For example, anyone buying a Curve card from its website is asked to identify their employment status. If you lie and say you’re a business owner, the transaction completes without any fuss and you receive a confirmation email telling you the card’s on its way. “Congratulations – you’re all signed up to Curve,” the email reads. This happens even if you have previously said you’re an employee and been rejected using the same name, email address and date of birth.
Bialick says the company does checks after this point and monitors spending to ensure that customers are using it for corporate rather than personal spending. But a look at the Curve customers on Twitter talking about the removal of American Express compatibility suggests people are slipping through the net.
One Curve customer, who is not self-employed, told FT Alphaville they regularly used their card for personal spending and had never had any trouble with the company. Another, who asked only to be identified by his first name, Aurelio, told us, “I said I was self employed to get the card (no checks) and [I use it] solely for personal use.”
The second arbitrage is to do with a key reason people like Curve: getting to use their American Express in places where American Express is not accepted. The company touts this benefit in its press releases [emphasis ours]:

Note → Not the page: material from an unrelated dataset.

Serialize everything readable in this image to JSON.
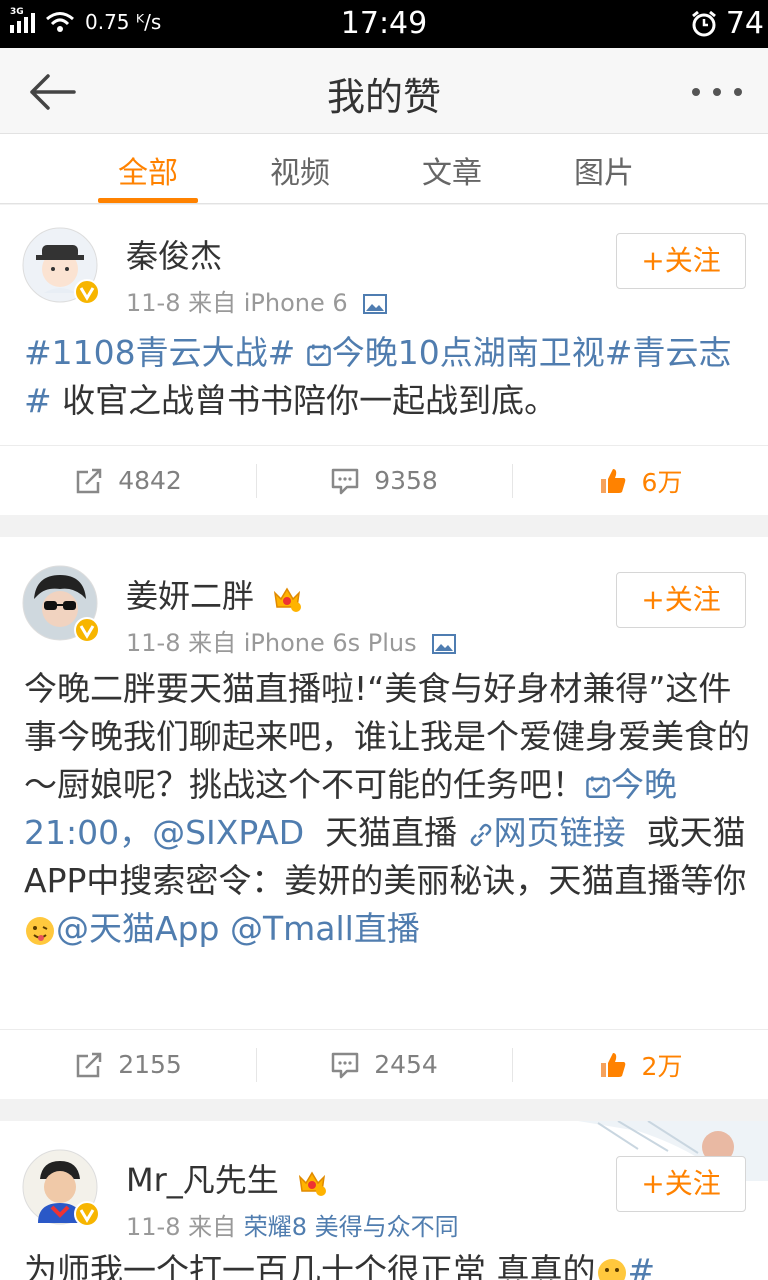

Curve combines a person’s credit and debit cards into one single payment card which is accepted everywhere MasterCard® works, with Chip and Pin, magstripe and Contactless technology. By uniting existing cards in a single place, users can access foreign currency rates of the MasterCard wholesale rate plus 1% with no transaction fees, see and label transactions from all accounts in one screen in real-time and pay with American Express in places it isn’t accepted - all whilst continuing to collect their existing reward points. Curve puts users back at the centre of their financial world, without changing their behaviour or bank.

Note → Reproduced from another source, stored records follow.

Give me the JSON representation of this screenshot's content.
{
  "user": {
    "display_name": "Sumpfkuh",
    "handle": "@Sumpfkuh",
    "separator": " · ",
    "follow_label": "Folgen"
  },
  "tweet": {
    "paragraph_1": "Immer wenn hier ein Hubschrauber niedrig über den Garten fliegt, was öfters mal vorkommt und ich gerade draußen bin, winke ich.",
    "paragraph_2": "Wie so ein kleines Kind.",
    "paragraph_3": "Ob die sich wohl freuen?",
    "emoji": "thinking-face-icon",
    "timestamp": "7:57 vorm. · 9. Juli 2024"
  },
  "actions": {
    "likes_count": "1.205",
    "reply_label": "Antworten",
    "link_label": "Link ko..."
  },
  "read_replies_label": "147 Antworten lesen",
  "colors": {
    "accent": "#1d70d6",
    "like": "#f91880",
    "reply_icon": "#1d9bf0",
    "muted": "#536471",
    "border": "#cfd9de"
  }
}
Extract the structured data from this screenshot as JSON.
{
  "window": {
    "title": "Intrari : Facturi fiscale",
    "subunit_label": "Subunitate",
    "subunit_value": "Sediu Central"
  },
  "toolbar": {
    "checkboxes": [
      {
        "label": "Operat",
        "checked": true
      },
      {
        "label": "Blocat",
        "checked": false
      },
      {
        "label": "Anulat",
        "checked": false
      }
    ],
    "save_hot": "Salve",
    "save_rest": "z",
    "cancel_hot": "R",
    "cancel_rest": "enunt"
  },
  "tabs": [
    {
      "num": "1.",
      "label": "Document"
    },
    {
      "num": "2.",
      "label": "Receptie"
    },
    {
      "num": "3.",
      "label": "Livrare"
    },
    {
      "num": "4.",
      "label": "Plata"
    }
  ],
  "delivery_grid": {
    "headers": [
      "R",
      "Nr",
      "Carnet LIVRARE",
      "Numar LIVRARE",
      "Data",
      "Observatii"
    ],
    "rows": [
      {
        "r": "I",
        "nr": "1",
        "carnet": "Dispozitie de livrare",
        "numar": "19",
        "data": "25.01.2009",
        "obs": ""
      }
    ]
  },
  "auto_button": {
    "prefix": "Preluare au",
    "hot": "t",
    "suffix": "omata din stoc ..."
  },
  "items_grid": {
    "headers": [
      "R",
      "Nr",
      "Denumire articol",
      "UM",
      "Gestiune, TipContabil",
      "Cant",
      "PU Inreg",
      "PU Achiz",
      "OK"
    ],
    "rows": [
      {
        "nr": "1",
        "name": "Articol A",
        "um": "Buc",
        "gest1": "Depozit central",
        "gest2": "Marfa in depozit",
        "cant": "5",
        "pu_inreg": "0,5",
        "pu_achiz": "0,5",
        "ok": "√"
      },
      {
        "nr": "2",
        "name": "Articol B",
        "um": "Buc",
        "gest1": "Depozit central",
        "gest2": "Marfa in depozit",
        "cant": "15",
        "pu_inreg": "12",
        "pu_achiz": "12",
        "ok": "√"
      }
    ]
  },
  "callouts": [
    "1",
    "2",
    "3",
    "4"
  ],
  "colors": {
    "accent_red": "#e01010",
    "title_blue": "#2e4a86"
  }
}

It was able to offer this functionality not because of a direct agreement with American Express, but because of the relationship its banking partner, Germany’s Wirecard, has with the US credit card company, according to Curve co-founder Anna Mostyn Williams.
But it’s not cheap letting your customers use American Express, as many merchants know well. While Visa and Mastercard are covered by the European Union’s cap on transaction fees, it doesn’t apply to American Express cards issued directly by the credit card company. [A couple of readers have since pointed out that in March the Payment Systems Regulator said the cap did also apply to American Express.]
So while Curve charges merchants 1 per cent, Bialick says it was charged almost 3 per cent by American Express. “We lost money every time our users used it,” he says.
The official line from American Express is that it asked Curve to stop processing transactions with its cards because it did not “feel confident” in the customer support services in place, according to a tweet from the company’s customer service account on Twitter.
Bialick says the credit card company had questions about how Curve handles chargebacks, refunds and dispute resolutions. He says Curve had hoped to solve the issues while continuing to process American Express transactions, but “they said let’s stop, figure it out and we’ll come back.”
A spokesperson for American Express said the company is “open to discussions with Curve and working with them in the future, however, we will not authorise American Express transactions on Curve from 31 May 2016.”
When, or if, American Express will authorise Curve transactions again is unclear. In the meantime, Curve has offered all of its customers a refund, which could strain its working capital if too many take up the offer.
Bialick says that “not so many, surprisingly” have asked for their money back so far. He adds that the ultimate purpose of the company is “connecting everyone to one focal point of access” for all things money, including credit and foreign exchange.
“There’s more to the Curve than just the Amex,” he says.